Assignment:
Restate every line of the data word for word, except for the images.

Dataset records:
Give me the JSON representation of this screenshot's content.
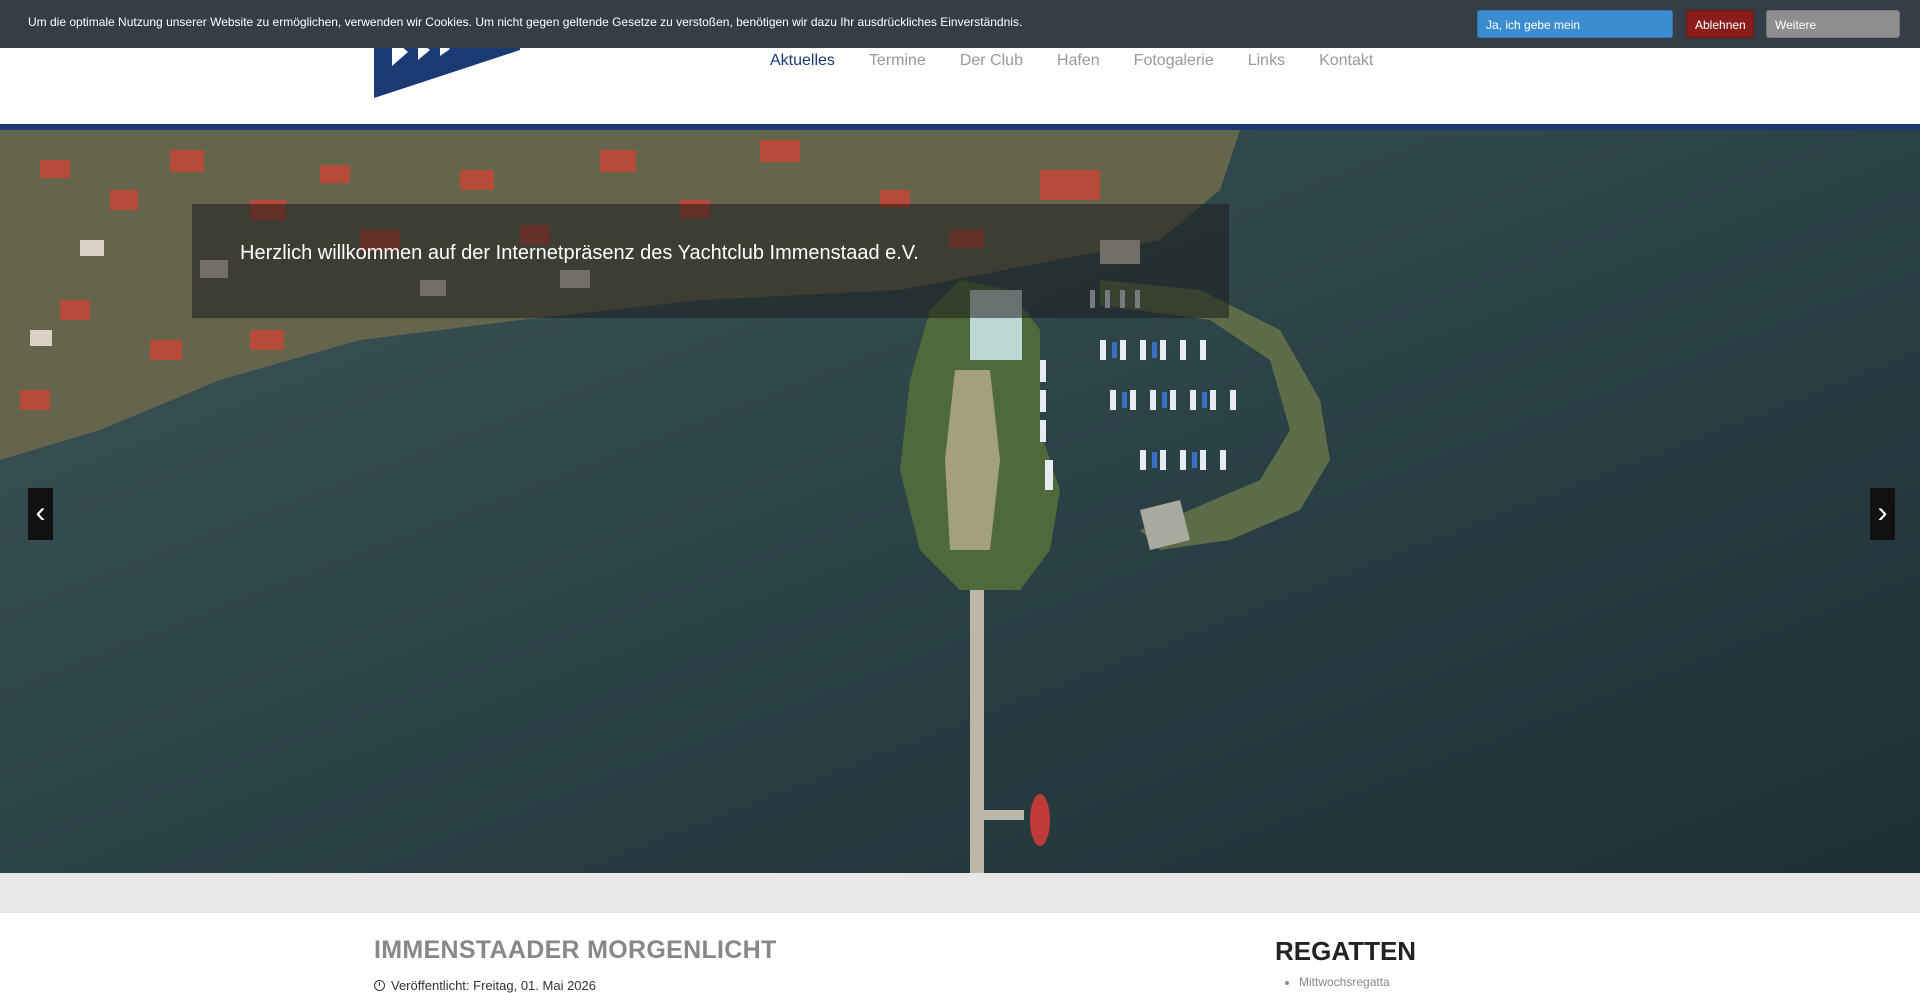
{
  "cookie": {
    "text": "Um die optimale Nutzung unserer Website zu ermöglichen, verwenden wir Cookies. Um nicht gegen geltende Gesetze zu verstoßen, benötigen wir dazu Ihr ausdrückliches Einverständnis.",
    "accept_label": "Ja, ich gebe mein Einverständnis!",
    "decline_label": "Ablehnen",
    "more_label": "Weitere Informationen"
  },
  "nav": {
    "items": [
      {
        "label": "Aktuelles",
        "active": true
      },
      {
        "label": "Termine"
      },
      {
        "label": "Der Club"
      },
      {
        "label": "Hafen"
      },
      {
        "label": "Fotogalerie"
      },
      {
        "label": "Links"
      },
      {
        "label": "Kontakt"
      }
    ]
  },
  "hero": {
    "caption": "Herzlich willkommen auf der Internetpräsenz des Yachtclub Immenstaad e.V.",
    "prev_icon": "chevron-left-icon",
    "next_icon": "chevron-right-icon"
  },
  "article": {
    "title": "IMMENSTAADER MORGENLICHT",
    "published": "Veröffentlicht: Freitag, 01. Mai 2026"
  },
  "sidebar": {
    "title": "REGATTEN",
    "items": [
      "Mittwochsregatta"
    ]
  },
  "colors": {
    "brand": "#1b3a73",
    "cookie_bar": "#353d47",
    "accept": "#3c8dd0",
    "decline": "#8a1c1c",
    "more": "#8e8e8e"
  }
}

Result below:
Give me the JSON representation of this screenshot's content.
{
  "cookie": {
    "text": "Um die optimale Nutzung unserer Website zu ermöglichen, verwenden wir Cookies. Um nicht gegen geltende Gesetze zu verstoßen, benötigen wir dazu Ihr ausdrückliches Einverständnis.",
    "accept_label": "Ja, ich gebe mein Einverständnis!",
    "decline_label": "Ablehnen",
    "more_label": "Weitere Informationen"
  },
  "nav": {
    "items": [
      {
        "label": "Aktuelles",
        "active": true
      },
      {
        "label": "Termine"
      },
      {
        "label": "Der Club"
      },
      {
        "label": "Hafen"
      },
      {
        "label": "Fotogalerie"
      },
      {
        "label": "Links"
      },
      {
        "label": "Kontakt"
      }
    ]
  },
  "hero": {
    "caption": "Herzlich willkommen auf der Internetpräsenz des Yachtclub Immenstaad e.V.",
    "prev_icon": "chevron-left-icon",
    "next_icon": "chevron-right-icon"
  },
  "article": {
    "title": "IMMENSTAADER MORGENLICHT",
    "published": "Veröffentlicht: Freitag, 01. Mai 2026"
  },
  "sidebar": {
    "title": "REGATTEN",
    "items": [
      "Mittwochsregatta"
    ]
  },
  "colors": {
    "brand": "#1b3a73",
    "cookie_bar": "#353d47",
    "accept": "#3c8dd0",
    "decline": "#8a1c1c",
    "more": "#8e8e8e"
  }
}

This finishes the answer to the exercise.